I am not sufficiently familiar with conditions in Singapore to judge what the domestic implications may be there, but in a wider Western Pacific scope, Lee Kuan-yew's continuedly repeated tenet of "Asian values" seems quite untenable in the light of the above.
Such "Asian" or "oriental values" were also mobilized by Soeharto to justify his brutal authoritarian regime. Inspite of a massive movement for democratic reform, the evil spirit of that regime still presents a concrete threat for the country, lurking behind every corner and corridor in the state apparatus. This manifests itself in elusive "Ninja" death squads and in provocators of sectarian unrest or other so-called "rogue" activities, as well as in the tenacious cover-up conspiracy that is thwarting all investigations into illegal economic practices of leading figures of the regime, and into atrocities committed by its military arm.

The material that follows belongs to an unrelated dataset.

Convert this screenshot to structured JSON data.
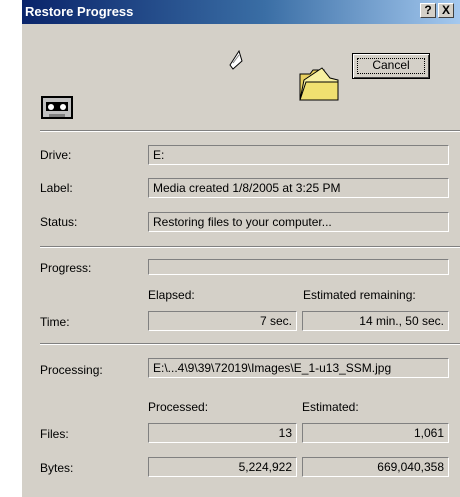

Furthermore, the efficiency with which the army leadership under General Wiranto managed to launch an almost hysterical anti-Western and anti-Australian campaign in the national media to cover up for its crimes in East Timor demonstrates, firstly, that it is factually still very much in control and wields unlimited manipulating capacity. Secondly, it reveals the army leadership's continued loyalty and adherence to Soeharto's ideological credo of "Asian/oriental values" authoritarianism.
Therefore, we must unfortunately face the reality, that all concessions towards democratic reform under the caretaker presidency of B.J. Habibie, such as a relaxation of censorship on the press, gradual release of most political prisoners, and above all the carrying out of free general elections, should probably be seen as a cosmetic operation aimed at salvaging the essentials of a political regime which continues to believe in the vitality of its sacrosanct "Asian/oriental values".
Pinochets and Soehartos are not "gentlemen" as they would want us to believe, but derive their perverted notion of noble cultivation from social relations that existed in a long bygone barbaric feudal age, when greatness was defined by the amount of suffering one could inflict upon others. They now acquired a degree of utilitary value as mercenary instruments of the Western Alliance in the Cold War. That war is definitively over, and nobody has any use for them and their "values" any more, least of all the people of the own countries they once terrorized. They also have more than enough innocent blood on their hands to relinquish all claims on compassion.
It does not matter, whether Habibie and/or Wiranto are shouldering the "status quo" platform out of congenital complicity, or whether their declared commitment to reform is candidly honest and they are merely being instrumentalized by the Soeharto clique. The net effect remains the same.
We must be happy to see "all the king's men" gathered together in the recent joint Habibie-Wiranto ticket. This apparently meant that the developments have so much weakened the "status quo" cause, that they are compelled to gather their forces instead of allowing the two to compete independently as before. We can now be even happier by Wiranto's last minute abandonment of the ticket, as Habibie is ever more obviously acquiring the figure of a singking ship.
The choice between Habibie with or without Wiranto on one side, and either Megawati Soekarnoputri or Abdurrahman Wahid on the other side, is a choice between preservation of "Asian values" authoritarianism in some either overt or euphemized form on one side, and democratic reform on the other side. A true democratic new start presently only exists in the election of either Megawati Soekarnoputri or Abdurrahman Wahid, or a combined ticket of these two candidates.